- **EXERCISE GOAL**
Print out the entries, word for word.
-- -- --
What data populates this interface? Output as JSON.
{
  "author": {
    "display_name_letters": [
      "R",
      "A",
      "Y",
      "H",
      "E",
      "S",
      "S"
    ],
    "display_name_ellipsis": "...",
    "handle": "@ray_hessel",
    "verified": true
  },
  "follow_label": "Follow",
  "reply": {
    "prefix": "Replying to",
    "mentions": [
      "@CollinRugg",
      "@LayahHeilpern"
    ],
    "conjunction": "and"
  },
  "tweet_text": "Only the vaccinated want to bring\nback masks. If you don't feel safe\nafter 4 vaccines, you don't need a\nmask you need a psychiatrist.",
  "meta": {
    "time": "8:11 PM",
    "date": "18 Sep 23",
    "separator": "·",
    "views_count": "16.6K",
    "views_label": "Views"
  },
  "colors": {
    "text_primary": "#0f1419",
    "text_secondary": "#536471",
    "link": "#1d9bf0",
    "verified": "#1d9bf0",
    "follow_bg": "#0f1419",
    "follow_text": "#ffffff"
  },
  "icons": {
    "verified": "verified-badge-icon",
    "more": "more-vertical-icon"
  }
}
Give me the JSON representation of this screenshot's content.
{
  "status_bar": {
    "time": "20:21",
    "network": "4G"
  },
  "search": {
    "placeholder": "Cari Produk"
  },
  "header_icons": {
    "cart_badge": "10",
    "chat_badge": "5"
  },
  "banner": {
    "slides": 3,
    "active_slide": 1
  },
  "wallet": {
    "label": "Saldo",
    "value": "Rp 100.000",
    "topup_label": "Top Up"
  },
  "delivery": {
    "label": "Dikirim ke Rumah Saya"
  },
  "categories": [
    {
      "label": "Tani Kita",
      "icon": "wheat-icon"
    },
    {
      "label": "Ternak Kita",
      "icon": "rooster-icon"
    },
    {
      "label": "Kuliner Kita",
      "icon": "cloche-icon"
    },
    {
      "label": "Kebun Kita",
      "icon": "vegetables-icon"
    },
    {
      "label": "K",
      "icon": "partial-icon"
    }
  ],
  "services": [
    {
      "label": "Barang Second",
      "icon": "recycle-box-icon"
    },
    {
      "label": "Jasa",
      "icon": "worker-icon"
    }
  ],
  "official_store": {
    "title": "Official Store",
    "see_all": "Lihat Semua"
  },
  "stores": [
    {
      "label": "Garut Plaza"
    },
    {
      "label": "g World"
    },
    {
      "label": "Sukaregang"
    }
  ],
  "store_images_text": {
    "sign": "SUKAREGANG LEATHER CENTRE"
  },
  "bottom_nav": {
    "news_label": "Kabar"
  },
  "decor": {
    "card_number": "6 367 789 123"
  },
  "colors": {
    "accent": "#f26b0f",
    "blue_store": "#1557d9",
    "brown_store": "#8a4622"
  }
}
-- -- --
- **WRITTEN ANSWER**
What data populates this interface? Output as JSON.
{
  "author": {
    "display_name_letters": [
      "R",
      "A",
      "Y",
      "H",
      "E",
      "S",
      "S"
    ],
    "display_name_ellipsis": "...",
    "handle": "@ray_hessel",
    "verified": true
  },
  "follow_label": "Follow",
  "reply": {
    "prefix": "Replying to",
    "mentions": [
      "@CollinRugg",
      "@LayahHeilpern"
    ],
    "conjunction": "and"
  },
  "tweet_text": "Only the vaccinated want to bring\nback masks. If you don't feel safe\nafter 4 vaccines, you don't need a\nmask you need a psychiatrist.",
  "meta": {
    "time": "8:11 PM",
    "date": "18 Sep 23",
    "separator": "·",
    "views_count": "16.6K",
    "views_label": "Views"
  },
  "colors": {
    "text_primary": "#0f1419",
    "text_secondary": "#536471",
    "link": "#1d9bf0",
    "verified": "#1d9bf0",
    "follow_bg": "#0f1419",
    "follow_text": "#ffffff"
  },
  "icons": {
    "verified": "verified-badge-icon",
    "more": "more-vertical-icon"
  }
}
Give me the JSON representation of this screenshot's content.
{
  "status_bar": {
    "time": "20:21",
    "network": "4G"
  },
  "search": {
    "placeholder": "Cari Produk"
  },
  "header_icons": {
    "cart_badge": "10",
    "chat_badge": "5"
  },
  "banner": {
    "slides": 3,
    "active_slide": 1
  },
  "wallet": {
    "label": "Saldo",
    "value": "Rp 100.000",
    "topup_label": "Top Up"
  },
  "delivery": {
    "label": "Dikirim ke Rumah Saya"
  },
  "categories": [
    {
      "label": "Tani Kita",
      "icon": "wheat-icon"
    },
    {
      "label": "Ternak Kita",
      "icon": "rooster-icon"
    },
    {
      "label": "Kuliner Kita",
      "icon": "cloche-icon"
    },
    {
      "label": "Kebun Kita",
      "icon": "vegetables-icon"
    },
    {
      "label": "K",
      "icon": "partial-icon"
    }
  ],
  "services": [
    {
      "label": "Barang Second",
      "icon": "recycle-box-icon"
    },
    {
      "label": "Jasa",
      "icon": "worker-icon"
    }
  ],
  "official_store": {
    "title": "Official Store",
    "see_all": "Lihat Semua"
  },
  "stores": [
    {
      "label": "Garut Plaza"
    },
    {
      "label": "g World"
    },
    {
      "label": "Sukaregang"
    }
  ],
  "store_images_text": {
    "sign": "SUKAREGANG LEATHER CENTRE"
  },
  "bottom_nav": {
    "news_label": "Kabar"
  },
  "decor": {
    "card_number": "6 367 789 123"
  },
  "colors": {
    "accent": "#f26b0f",
    "blue_store": "#1557d9",
    "brown_store": "#8a4622"
  }
}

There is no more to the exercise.